*TASK GOAL*.
Below are records; copy every line among them that contains the word "conf".

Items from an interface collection
****************************************

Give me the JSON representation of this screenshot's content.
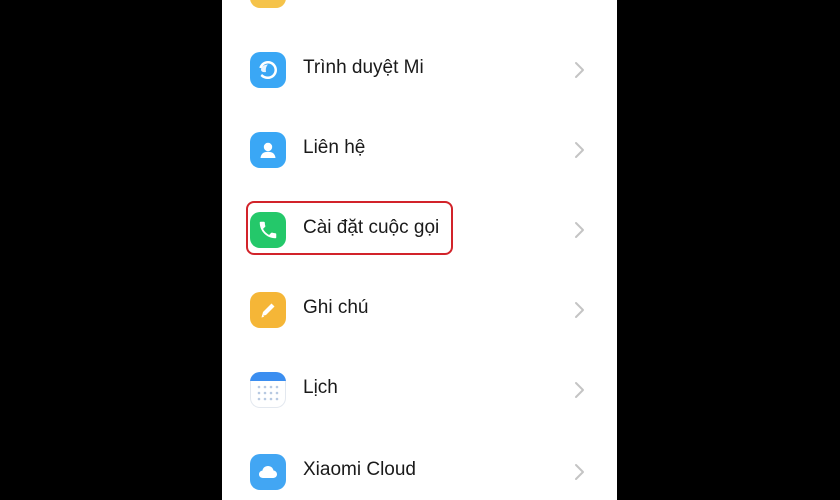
{
  "settings": {
    "items": [
      {
        "label": "Trình duyệt Mi",
        "icon": "browser-icon",
        "color": "#3aa7f5"
      },
      {
        "label": "Liên hệ",
        "icon": "contact-icon",
        "color": "#3aa7f5"
      },
      {
        "label": "Cài đặt cuộc gọi",
        "icon": "phone-icon",
        "color": "#24c86a"
      },
      {
        "label": "Ghi chú",
        "icon": "notes-icon",
        "color": "#f5b637"
      },
      {
        "label": "Lịch",
        "icon": "calendar-icon",
        "color": "#3b8ef0"
      },
      {
        "label": "Xiaomi Cloud",
        "icon": "cloud-icon",
        "color": "#42a6f3"
      }
    ],
    "highlighted_item": "Cài đặt cuộc gọi",
    "highlight_color": "#d2232a"
  }
}
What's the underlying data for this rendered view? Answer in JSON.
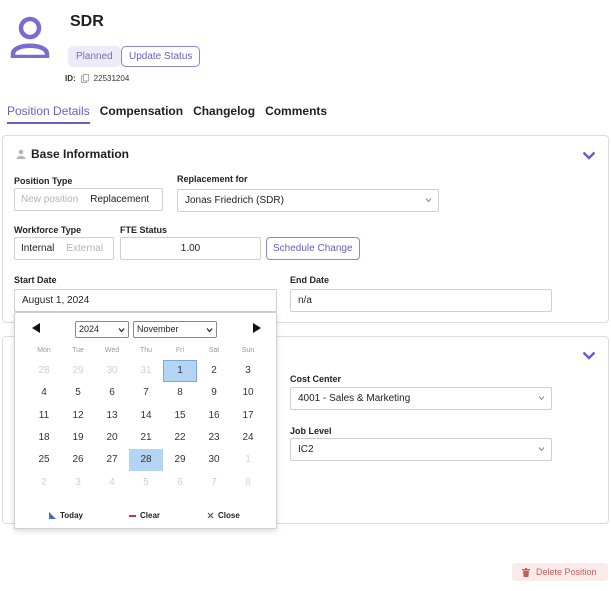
{
  "header": {
    "title": "SDR",
    "status_badge": "Planned",
    "update_status_label": "Update Status",
    "id_label": "ID:",
    "id_value": "22531204"
  },
  "tabs": [
    {
      "label": "Position Details",
      "active": true
    },
    {
      "label": "Compensation",
      "active": false
    },
    {
      "label": "Changelog",
      "active": false
    },
    {
      "label": "Comments",
      "active": false
    }
  ],
  "base_info": {
    "title": "Base Information",
    "position_type": {
      "label": "Position Type",
      "options": [
        "New position",
        "Replacement"
      ],
      "selected": "Replacement"
    },
    "replacement_for": {
      "label": "Replacement for",
      "value": "Jonas Friedrich (SDR)"
    },
    "workforce_type": {
      "label": "Workforce Type",
      "options": [
        "Internal",
        "External"
      ],
      "selected": "Internal"
    },
    "fte_status": {
      "label": "FTE Status",
      "value": "1.00"
    },
    "schedule_change_label": "Schedule Change",
    "start_date": {
      "label": "Start Date",
      "value": "August 1, 2024"
    },
    "end_date": {
      "label": "End Date",
      "value": "n/a"
    }
  },
  "org_info": {
    "cost_center": {
      "label": "Cost Center",
      "value": "4001 - Sales & Marketing"
    },
    "job_level": {
      "label": "Job Level",
      "value": "IC2"
    }
  },
  "calendar": {
    "year": "2024",
    "month": "November",
    "weekdays": [
      "Mon",
      "Tue",
      "Wed",
      "Thu",
      "Fri",
      "Sat",
      "Sun"
    ],
    "weeks": [
      [
        "28",
        "29",
        "30",
        "31",
        "1",
        "2",
        "3"
      ],
      [
        "4",
        "5",
        "6",
        "7",
        "8",
        "9",
        "10"
      ],
      [
        "11",
        "12",
        "13",
        "14",
        "15",
        "16",
        "17"
      ],
      [
        "18",
        "19",
        "20",
        "21",
        "22",
        "23",
        "24"
      ],
      [
        "25",
        "26",
        "27",
        "28",
        "29",
        "30",
        "1"
      ],
      [
        "2",
        "3",
        "4",
        "5",
        "6",
        "7",
        "8"
      ]
    ],
    "today_label": "Today",
    "clear_label": "Clear",
    "close_label": "Close"
  },
  "delete_label": "Delete Position",
  "colors": {
    "accent": "#6b5cc7",
    "danger": "#c95a5a",
    "selected_day": "#b3d4f5"
  }
}
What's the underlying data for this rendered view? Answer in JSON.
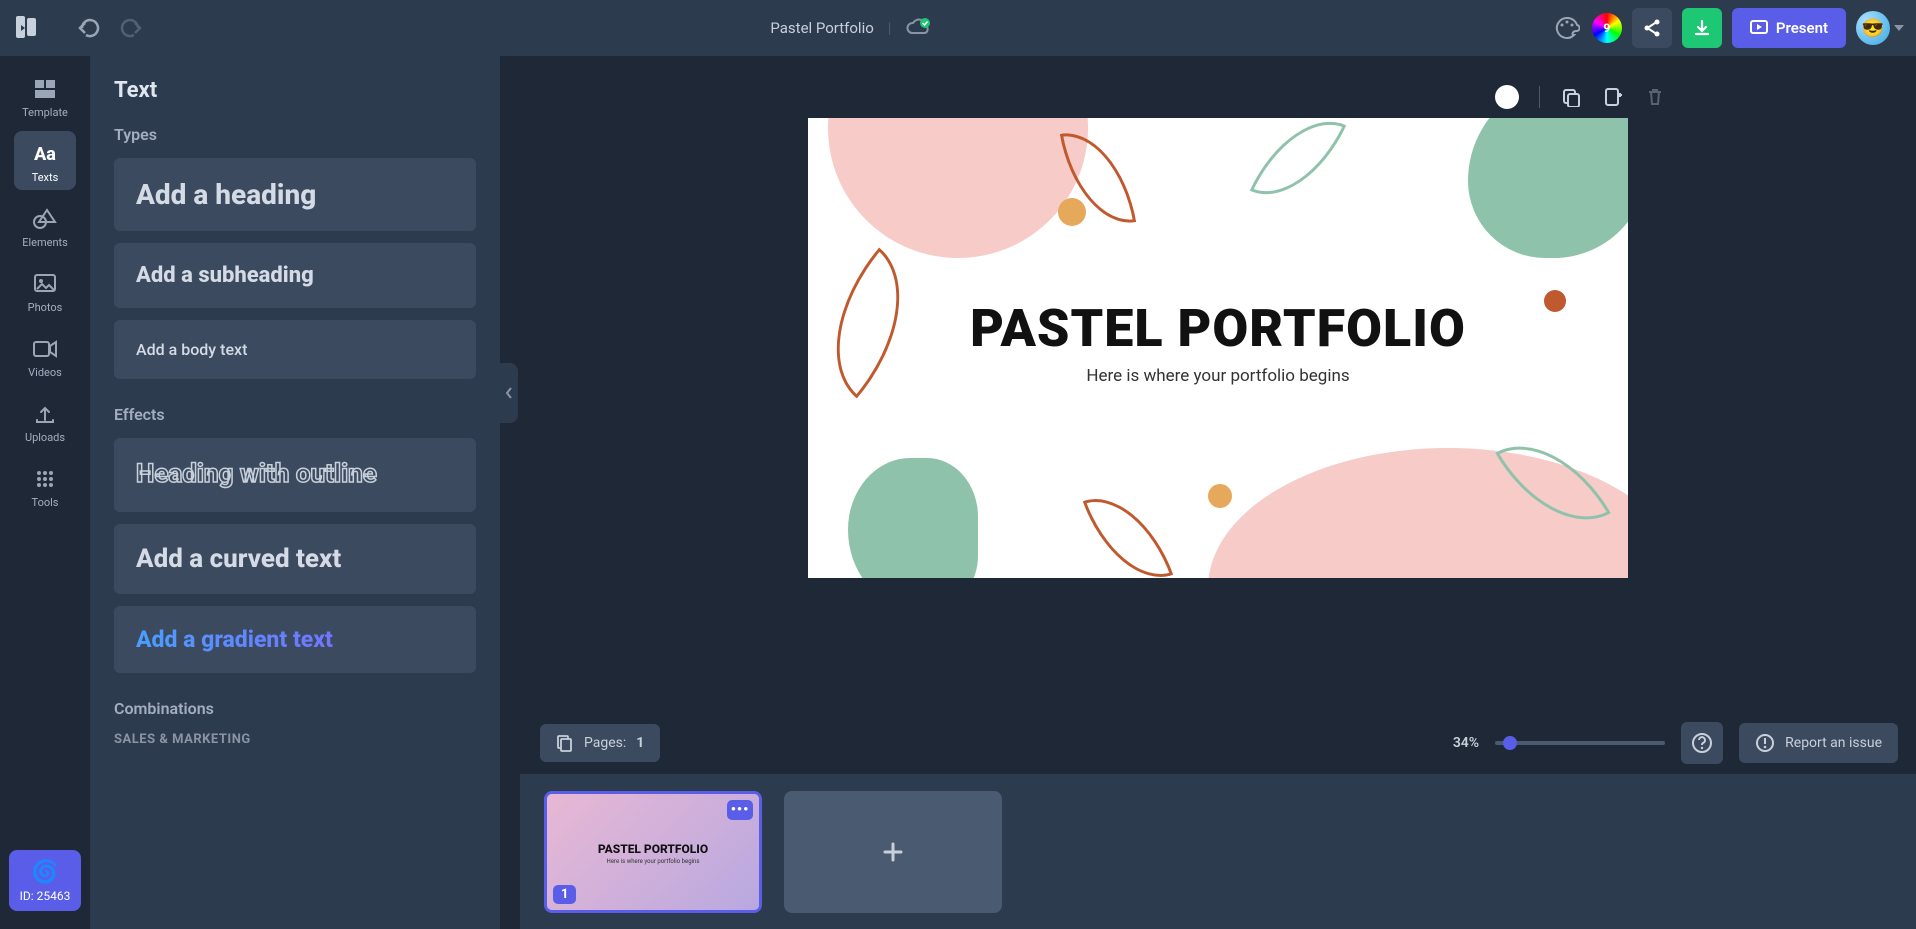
{
  "header": {
    "doc_title": "Pastel Portfolio",
    "colorwheel_badge": "9",
    "present_label": "Present"
  },
  "rail": {
    "items": [
      {
        "label": "Template"
      },
      {
        "label": "Texts"
      },
      {
        "label": "Elements"
      },
      {
        "label": "Photos"
      },
      {
        "label": "Videos"
      },
      {
        "label": "Uploads"
      },
      {
        "label": "Tools"
      }
    ],
    "id_badge": "ID: 25463"
  },
  "panel": {
    "title": "Text",
    "types_label": "Types",
    "effects_label": "Effects",
    "combinations_label": "Combinations",
    "sales_label": "SALES & MARKETING",
    "options": {
      "heading": "Add a heading",
      "subheading": "Add a subheading",
      "body": "Add a body text",
      "outline": "Heading with outline",
      "curved": "Add a curved text",
      "gradient": "Add a gradient text"
    }
  },
  "slide": {
    "title": "PASTEL PORTFOLIO",
    "subtitle": "Here is where your portfolio begins"
  },
  "status": {
    "pages_label": "Pages:",
    "pages_count": "1",
    "zoom": "34%",
    "report_label": "Report an issue"
  },
  "filmstrip": {
    "thumb_number": "1",
    "thumb_menu": "•••"
  }
}
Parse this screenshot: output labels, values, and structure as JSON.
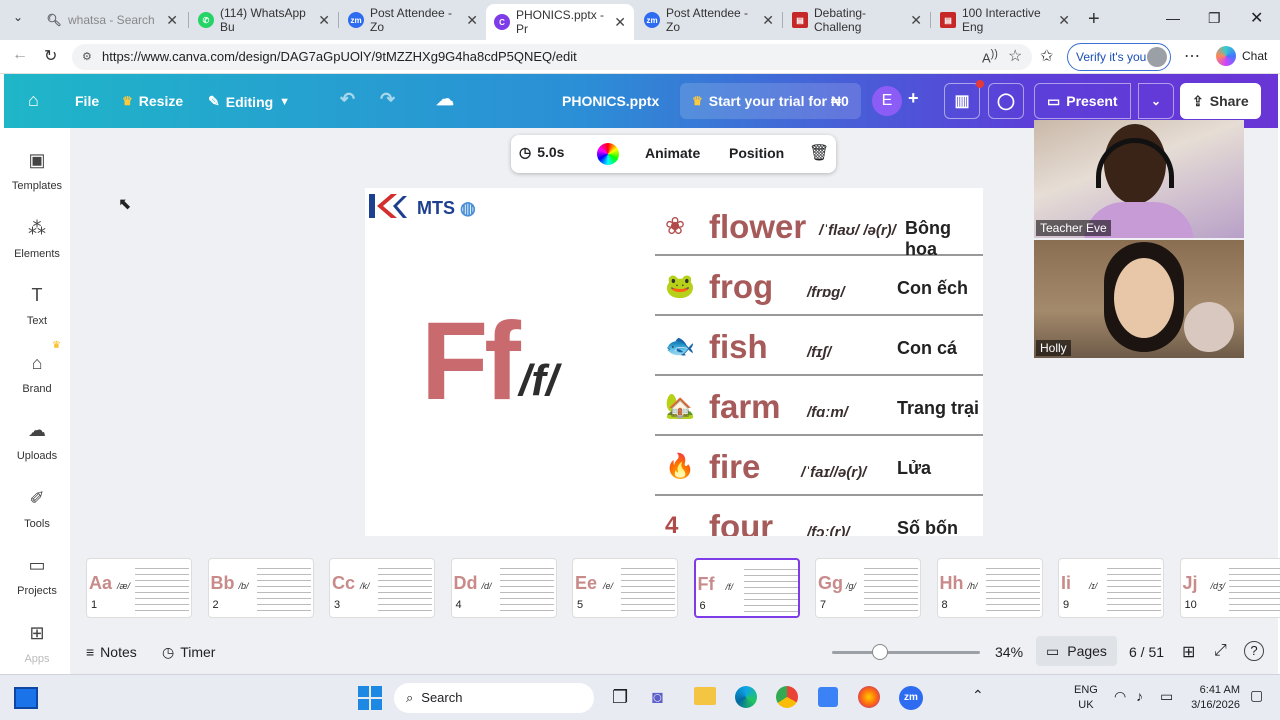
{
  "browser": {
    "tabs": [
      {
        "label": "whatsa - Search",
        "icon": "search-icon",
        "color": "#5f6368"
      },
      {
        "label": "(114) WhatsApp Bu",
        "icon": "whatsapp-icon",
        "color": "#25d366"
      },
      {
        "label": "Post Attendee - Zo",
        "icon": "zoom-icon",
        "color": "#2d6cf0"
      },
      {
        "label": "PHONICS.pptx - Pr",
        "icon": "canva-icon",
        "color": "#7d3ce8"
      },
      {
        "label": "Post Attendee - Zo",
        "icon": "zoom-icon",
        "color": "#2d6cf0"
      },
      {
        "label": "Debating-Challeng",
        "icon": "pdf-icon",
        "color": "#c62828"
      },
      {
        "label": "100 Interactive Eng",
        "icon": "pdf-icon",
        "color": "#c62828"
      }
    ],
    "url": "https://www.canva.com/design/DAG7aGpUOlY/9tMZZHXg9G4ha8cdP5QNEQ/edit",
    "verify_label": "Verify it's you",
    "chat_label": "Chat"
  },
  "header": {
    "file": "File",
    "resize": "Resize",
    "editing": "Editing",
    "doc_title": "PHONICS.pptx",
    "trial": "Start your trial for ₦0",
    "avatar_letter": "E",
    "present": "Present",
    "share": "Share"
  },
  "sidebar": [
    {
      "label": "Templates",
      "icon": "templates-icon"
    },
    {
      "label": "Elements",
      "icon": "elements-icon"
    },
    {
      "label": "Text",
      "icon": "text-icon"
    },
    {
      "label": "Brand",
      "icon": "brand-icon"
    },
    {
      "label": "Uploads",
      "icon": "uploads-icon"
    },
    {
      "label": "Tools",
      "icon": "tools-icon"
    },
    {
      "label": "Projects",
      "icon": "projects-icon"
    },
    {
      "label": "Apps",
      "icon": "apps-icon"
    }
  ],
  "toolbar": {
    "duration": "5.0s",
    "animate": "Animate",
    "position": "Position"
  },
  "slide": {
    "logo_mts": "MTS",
    "letter": "Ff",
    "phoneme": "/f/",
    "words": [
      {
        "word": "flower",
        "ipa": "/ˈflaʊ/ /ə(r)/",
        "meaning": "Bông hoa",
        "icon": "flower-icon",
        "glyph": "❀"
      },
      {
        "word": "frog",
        "ipa": "/frɒg/",
        "meaning": "Con ếch",
        "icon": "frog-icon",
        "glyph": "🐸"
      },
      {
        "word": "fish",
        "ipa": "/fɪʃ/",
        "meaning": "Con cá",
        "icon": "fish-icon",
        "glyph": "🐟"
      },
      {
        "word": "farm",
        "ipa": "/fɑːm/",
        "meaning": "Trang trại",
        "icon": "farm-icon",
        "glyph": "🏡"
      },
      {
        "word": "fire",
        "ipa": "/ˈfaɪ//ə(r)/",
        "meaning": "Lửa",
        "icon": "fire-icon",
        "glyph": "🔥"
      },
      {
        "word": "four",
        "ipa": "/fɔː(r)/",
        "meaning": "Số bốn",
        "icon": "four-icon",
        "glyph": "4"
      }
    ]
  },
  "pages": [
    {
      "num": "1",
      "big": "Aa",
      "ph": "/æ/"
    },
    {
      "num": "2",
      "big": "Bb",
      "ph": "/b/"
    },
    {
      "num": "3",
      "big": "Cc",
      "ph": "/k/"
    },
    {
      "num": "4",
      "big": "Dd",
      "ph": "/d/"
    },
    {
      "num": "5",
      "big": "Ee",
      "ph": "/e/"
    },
    {
      "num": "6",
      "big": "Ff",
      "ph": "/f/"
    },
    {
      "num": "7",
      "big": "Gg",
      "ph": "/g/"
    },
    {
      "num": "8",
      "big": "Hh",
      "ph": "/h/"
    },
    {
      "num": "9",
      "big": "Ii",
      "ph": "/ɪ/"
    },
    {
      "num": "10",
      "big": "Jj",
      "ph": "/dʒ/"
    }
  ],
  "footer": {
    "notes": "Notes",
    "timer": "Timer",
    "zoom": "34%",
    "pages": "Pages",
    "page_count": "6 / 51",
    "zoom_level": 0.34
  },
  "video": [
    {
      "name": "Teacher Eve"
    },
    {
      "name": "Holly"
    }
  ],
  "taskbar": {
    "search": "Search",
    "lang1": "ENG",
    "lang2": "UK",
    "time": "6:41 AM",
    "date": "3/16/2026"
  }
}
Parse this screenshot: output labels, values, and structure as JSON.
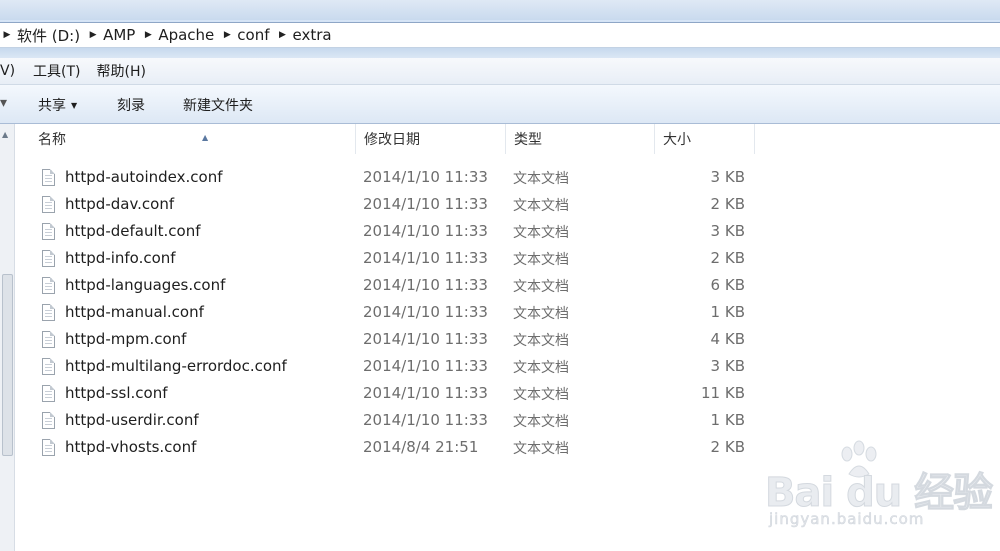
{
  "address": {
    "crumbs": [
      "软件 (D:)",
      "AMP",
      "Apache",
      "conf",
      "extra"
    ]
  },
  "menu": {
    "items": [
      "V)",
      "工具(T)",
      "帮助(H)"
    ]
  },
  "toolbar": {
    "share_label": "共享",
    "burn_label": "刻录",
    "new_folder_label": "新建文件夹"
  },
  "columns": {
    "name": "名称",
    "date": "修改日期",
    "type": "类型",
    "size": "大小"
  },
  "files": [
    {
      "name": "httpd-autoindex.conf",
      "date": "2014/1/10 11:33",
      "type": "文本文档",
      "size": "3 KB"
    },
    {
      "name": "httpd-dav.conf",
      "date": "2014/1/10 11:33",
      "type": "文本文档",
      "size": "2 KB"
    },
    {
      "name": "httpd-default.conf",
      "date": "2014/1/10 11:33",
      "type": "文本文档",
      "size": "3 KB"
    },
    {
      "name": "httpd-info.conf",
      "date": "2014/1/10 11:33",
      "type": "文本文档",
      "size": "2 KB"
    },
    {
      "name": "httpd-languages.conf",
      "date": "2014/1/10 11:33",
      "type": "文本文档",
      "size": "6 KB"
    },
    {
      "name": "httpd-manual.conf",
      "date": "2014/1/10 11:33",
      "type": "文本文档",
      "size": "1 KB"
    },
    {
      "name": "httpd-mpm.conf",
      "date": "2014/1/10 11:33",
      "type": "文本文档",
      "size": "4 KB"
    },
    {
      "name": "httpd-multilang-errordoc.conf",
      "date": "2014/1/10 11:33",
      "type": "文本文档",
      "size": "3 KB"
    },
    {
      "name": "httpd-ssl.conf",
      "date": "2014/1/10 11:33",
      "type": "文本文档",
      "size": "11 KB"
    },
    {
      "name": "httpd-userdir.conf",
      "date": "2014/1/10 11:33",
      "type": "文本文档",
      "size": "1 KB"
    },
    {
      "name": "httpd-vhosts.conf",
      "date": "2014/8/4 21:51",
      "type": "文本文档",
      "size": "2 KB"
    }
  ],
  "watermark": {
    "logo": "Bai du 经验",
    "url": "jingyan.baidu.com"
  }
}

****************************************

*SOLVED EXERCISE*.
      "conf",
      "name": "httpd-autoindex.conf",
      "name": "httpd-dav.conf",
      "name": "httpd-default.conf",
      "name": "httpd-info.conf",
      "name": "httpd-languages.conf",
      "name": "httpd-manual.conf",
      "name": "httpd-mpm.conf",
      "name": "httpd-multilang-errordoc.conf",
      "name": "httpd-ssl.conf",
      "name": "httpd-userdir.conf",
      "name": "httpd-vhosts.conf",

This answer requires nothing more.